“Private Gonzales, born in East Los Angeles, lived here in Pacoima with his wife Steffanie and four-year-old son David Jr.  During World War II, to answer our nation’s call, he went to fight for our country in the Philippines. For David Gonzales’s valiant and intrepid conduct, President Harry Truman posthumously awarded him the Congressional Medal of Honor.  His heroism deserves to be recognized by naming this heavily traveled corridor in his honor so that his supreme sacrifice will be remembered for as long as the structure stands,” said United States Ninth Circuit Court Judge Harry Pregerson, who led the effort to name the freeway interchange in memory of David Gonzales, a true American hero.

Caltrans has installed reflective signs honoring Gonzales at the four entry points to the freeway interchange. The signs were paid for by the Los Angeles County Metropolitan Transportation Authority (Metro).

“It is fitting that we honor the sacrifice of David Gonzales on the day before Veterans Day,” said Metro CEO Phillip A. Washington. “His sense of duty and sacrifice lives on not only in his descendants, but also the generations born to the men he saved on that day 70 years ago.”

The Account of David Gonzales’ Heroism:

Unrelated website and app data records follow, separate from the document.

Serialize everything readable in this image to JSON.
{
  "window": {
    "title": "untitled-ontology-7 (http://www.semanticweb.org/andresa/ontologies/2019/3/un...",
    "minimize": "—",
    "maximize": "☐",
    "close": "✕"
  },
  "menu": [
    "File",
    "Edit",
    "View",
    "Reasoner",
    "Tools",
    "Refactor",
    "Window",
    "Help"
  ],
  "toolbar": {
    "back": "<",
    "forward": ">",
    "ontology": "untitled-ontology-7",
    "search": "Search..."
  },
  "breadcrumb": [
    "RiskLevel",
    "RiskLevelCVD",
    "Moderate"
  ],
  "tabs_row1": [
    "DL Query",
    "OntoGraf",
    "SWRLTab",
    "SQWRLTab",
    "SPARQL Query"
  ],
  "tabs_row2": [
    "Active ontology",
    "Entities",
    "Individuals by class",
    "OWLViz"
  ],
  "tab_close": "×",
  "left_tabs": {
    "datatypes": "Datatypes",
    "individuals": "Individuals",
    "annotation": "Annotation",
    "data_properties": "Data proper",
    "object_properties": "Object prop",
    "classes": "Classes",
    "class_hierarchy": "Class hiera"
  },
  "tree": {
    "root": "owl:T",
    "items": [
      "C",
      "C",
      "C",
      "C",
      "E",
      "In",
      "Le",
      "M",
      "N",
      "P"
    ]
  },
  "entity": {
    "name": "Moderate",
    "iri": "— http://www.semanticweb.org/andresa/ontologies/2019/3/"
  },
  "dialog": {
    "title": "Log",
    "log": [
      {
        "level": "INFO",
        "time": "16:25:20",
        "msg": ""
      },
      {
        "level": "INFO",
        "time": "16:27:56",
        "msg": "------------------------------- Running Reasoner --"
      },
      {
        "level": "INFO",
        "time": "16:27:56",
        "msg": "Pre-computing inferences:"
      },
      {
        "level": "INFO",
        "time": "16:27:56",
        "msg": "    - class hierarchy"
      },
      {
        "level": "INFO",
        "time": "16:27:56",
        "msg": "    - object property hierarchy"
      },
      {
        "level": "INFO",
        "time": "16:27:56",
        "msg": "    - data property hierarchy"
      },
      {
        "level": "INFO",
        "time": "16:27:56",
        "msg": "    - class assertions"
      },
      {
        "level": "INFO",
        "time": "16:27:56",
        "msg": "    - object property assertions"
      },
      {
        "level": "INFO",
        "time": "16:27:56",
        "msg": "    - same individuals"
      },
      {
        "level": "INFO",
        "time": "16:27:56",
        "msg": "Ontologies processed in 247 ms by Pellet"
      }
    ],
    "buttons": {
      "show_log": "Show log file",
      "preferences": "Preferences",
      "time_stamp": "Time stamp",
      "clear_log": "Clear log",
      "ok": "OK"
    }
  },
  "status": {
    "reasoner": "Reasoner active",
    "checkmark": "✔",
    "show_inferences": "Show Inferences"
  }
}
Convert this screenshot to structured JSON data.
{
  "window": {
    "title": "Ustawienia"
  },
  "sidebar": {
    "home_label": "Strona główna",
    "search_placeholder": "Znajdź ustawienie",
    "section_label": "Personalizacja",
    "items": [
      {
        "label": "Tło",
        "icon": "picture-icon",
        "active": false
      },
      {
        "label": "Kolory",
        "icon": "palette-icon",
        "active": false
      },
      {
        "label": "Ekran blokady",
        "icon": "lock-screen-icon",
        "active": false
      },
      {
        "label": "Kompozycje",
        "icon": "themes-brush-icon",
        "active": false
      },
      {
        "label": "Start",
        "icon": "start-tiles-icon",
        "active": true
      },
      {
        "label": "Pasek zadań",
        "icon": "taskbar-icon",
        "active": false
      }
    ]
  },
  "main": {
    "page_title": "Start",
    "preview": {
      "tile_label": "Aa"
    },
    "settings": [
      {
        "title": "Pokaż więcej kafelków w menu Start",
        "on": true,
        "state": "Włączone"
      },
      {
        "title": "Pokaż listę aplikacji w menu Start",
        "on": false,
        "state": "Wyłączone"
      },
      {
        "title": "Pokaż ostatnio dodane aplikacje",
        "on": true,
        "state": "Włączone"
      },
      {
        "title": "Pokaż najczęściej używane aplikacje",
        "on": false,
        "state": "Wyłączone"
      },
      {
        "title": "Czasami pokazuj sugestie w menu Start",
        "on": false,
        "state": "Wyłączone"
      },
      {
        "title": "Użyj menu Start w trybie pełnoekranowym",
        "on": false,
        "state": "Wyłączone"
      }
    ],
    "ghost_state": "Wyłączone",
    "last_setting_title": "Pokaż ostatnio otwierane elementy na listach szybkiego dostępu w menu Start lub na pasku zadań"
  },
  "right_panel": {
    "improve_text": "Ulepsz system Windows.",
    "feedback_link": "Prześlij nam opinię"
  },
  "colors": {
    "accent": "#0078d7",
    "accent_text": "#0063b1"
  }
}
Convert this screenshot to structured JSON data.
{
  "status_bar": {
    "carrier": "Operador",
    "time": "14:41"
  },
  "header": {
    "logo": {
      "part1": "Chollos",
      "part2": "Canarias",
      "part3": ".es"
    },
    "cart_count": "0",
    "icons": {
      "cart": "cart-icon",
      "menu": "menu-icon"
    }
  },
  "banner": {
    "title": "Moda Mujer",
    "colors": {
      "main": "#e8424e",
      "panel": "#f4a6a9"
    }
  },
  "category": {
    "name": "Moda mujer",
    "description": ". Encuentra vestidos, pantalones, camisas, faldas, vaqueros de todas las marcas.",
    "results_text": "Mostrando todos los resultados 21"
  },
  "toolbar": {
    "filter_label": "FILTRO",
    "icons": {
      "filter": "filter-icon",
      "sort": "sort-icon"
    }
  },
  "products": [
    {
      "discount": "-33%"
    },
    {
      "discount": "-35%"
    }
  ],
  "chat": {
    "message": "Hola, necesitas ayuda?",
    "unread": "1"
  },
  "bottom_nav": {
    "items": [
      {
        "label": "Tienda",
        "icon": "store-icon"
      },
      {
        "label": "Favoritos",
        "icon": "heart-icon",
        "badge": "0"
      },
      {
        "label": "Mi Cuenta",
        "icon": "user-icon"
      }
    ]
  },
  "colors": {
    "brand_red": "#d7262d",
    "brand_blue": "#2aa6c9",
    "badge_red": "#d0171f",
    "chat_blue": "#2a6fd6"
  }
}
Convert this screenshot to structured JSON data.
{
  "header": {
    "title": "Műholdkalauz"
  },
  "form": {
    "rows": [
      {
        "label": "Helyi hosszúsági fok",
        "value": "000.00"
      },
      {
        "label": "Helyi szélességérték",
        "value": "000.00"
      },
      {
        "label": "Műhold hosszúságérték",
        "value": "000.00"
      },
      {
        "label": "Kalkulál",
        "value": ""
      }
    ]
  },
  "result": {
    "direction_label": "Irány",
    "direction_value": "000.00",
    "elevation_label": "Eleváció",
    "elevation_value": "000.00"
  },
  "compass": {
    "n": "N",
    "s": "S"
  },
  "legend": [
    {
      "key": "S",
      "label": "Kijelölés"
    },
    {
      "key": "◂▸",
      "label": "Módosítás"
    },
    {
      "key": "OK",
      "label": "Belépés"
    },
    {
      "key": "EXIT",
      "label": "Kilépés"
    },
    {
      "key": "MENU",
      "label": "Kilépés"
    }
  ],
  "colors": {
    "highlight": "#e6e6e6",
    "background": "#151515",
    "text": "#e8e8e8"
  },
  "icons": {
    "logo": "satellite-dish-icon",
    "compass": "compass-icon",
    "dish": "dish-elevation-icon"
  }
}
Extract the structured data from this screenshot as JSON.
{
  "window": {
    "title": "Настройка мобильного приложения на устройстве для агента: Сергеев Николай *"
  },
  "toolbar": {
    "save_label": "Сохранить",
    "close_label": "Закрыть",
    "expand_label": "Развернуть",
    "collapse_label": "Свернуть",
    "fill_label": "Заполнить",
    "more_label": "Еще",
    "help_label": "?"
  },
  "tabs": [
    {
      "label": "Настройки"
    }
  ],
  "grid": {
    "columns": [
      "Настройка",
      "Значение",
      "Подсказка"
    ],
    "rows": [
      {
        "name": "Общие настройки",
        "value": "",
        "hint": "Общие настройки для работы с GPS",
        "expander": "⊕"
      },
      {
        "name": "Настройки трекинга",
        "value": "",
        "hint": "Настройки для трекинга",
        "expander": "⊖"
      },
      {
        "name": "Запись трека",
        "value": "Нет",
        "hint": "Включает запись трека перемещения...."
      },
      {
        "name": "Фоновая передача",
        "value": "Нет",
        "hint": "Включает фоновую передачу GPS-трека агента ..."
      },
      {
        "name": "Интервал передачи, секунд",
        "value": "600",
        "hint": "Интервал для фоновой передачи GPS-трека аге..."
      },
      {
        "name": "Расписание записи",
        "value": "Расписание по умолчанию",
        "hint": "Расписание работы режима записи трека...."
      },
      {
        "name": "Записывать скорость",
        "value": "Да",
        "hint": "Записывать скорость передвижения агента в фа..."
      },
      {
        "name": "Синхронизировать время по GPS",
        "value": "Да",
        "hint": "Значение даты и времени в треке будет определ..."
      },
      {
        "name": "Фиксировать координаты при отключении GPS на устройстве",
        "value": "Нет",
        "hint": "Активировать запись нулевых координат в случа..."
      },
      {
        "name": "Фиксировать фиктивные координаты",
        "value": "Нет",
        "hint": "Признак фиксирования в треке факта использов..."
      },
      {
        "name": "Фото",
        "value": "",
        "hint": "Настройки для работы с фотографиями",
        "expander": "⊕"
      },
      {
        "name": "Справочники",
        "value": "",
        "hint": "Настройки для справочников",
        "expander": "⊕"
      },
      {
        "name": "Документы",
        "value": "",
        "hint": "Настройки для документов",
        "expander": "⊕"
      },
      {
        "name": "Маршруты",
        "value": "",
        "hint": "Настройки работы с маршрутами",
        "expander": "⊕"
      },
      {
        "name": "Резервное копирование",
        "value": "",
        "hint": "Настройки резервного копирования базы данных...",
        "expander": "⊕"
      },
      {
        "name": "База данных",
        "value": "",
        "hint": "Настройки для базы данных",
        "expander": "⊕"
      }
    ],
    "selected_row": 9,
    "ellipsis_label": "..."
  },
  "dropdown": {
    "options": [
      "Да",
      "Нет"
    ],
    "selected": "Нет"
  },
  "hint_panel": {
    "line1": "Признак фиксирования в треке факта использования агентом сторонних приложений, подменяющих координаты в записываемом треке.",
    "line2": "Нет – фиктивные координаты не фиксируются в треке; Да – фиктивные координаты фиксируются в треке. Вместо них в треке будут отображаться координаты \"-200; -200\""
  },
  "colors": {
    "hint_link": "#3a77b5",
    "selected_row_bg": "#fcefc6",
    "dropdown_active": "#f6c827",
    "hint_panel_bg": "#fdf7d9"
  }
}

David Gonzales was born on June 9, 1923 and joined the U.S. Army on March 31, 1944. He was deployed to the Philippines as an infantry replacement in December 1944. On April 25, 1945, during the battle of Villa Verde Trail on Luzon, Private Gonzales and his company, Company A, 127th Infantry, 32nd Division was pinned down by enemy fire. A 500 pound bomb exploded at the company’s perimeter burying five men of Company A. Without hesitation, PFC Gonzales “seized an entrenching tool and, under a hail of fire, crawled 15 yards to his entombed comrades.” His commanding officer, who also rushed forward to help, was struck and instantly killed by machine gun fire. Undismayed, PFC Gonzales “set to work swiftly and surely with his and the entrenching tool,” and continued to dig out the trapped men. He did this while enemy sniper fire and machine gun bullets “struck all about him.”  

 After PFC Gonzales had successfully freed one of the men, he stood up to be able to dig faster, despite the fact that such a position exposed him to greater danger. He successfully freed another man, but as he “completed the liberation of the third” trapped man, PFC Gonzales was mortally wounded by enemy fire. In the words of President Harry Truman, “Private Gonzales’ valiant and intrepid conduct exemplified the high tradition of the military service.” The other two buried soldiers were later saved when the intense enemy fire subsided. PFC Gonzales was survived by his 25-year-old widow, Mrs. Steffanie Gonzales, his four year old son, David Gonzales, Jr., and his mother, Mrs. Rita Gonzales Duran.


3 replies

  1. A little dissapointed that the ceremony was not at David M.Gonzales recreation center in Pacoima. Just saying

  2. Great and right before Veteran’s Day!

    Naming landmarks after honored veterans is far better than naming them after politicians.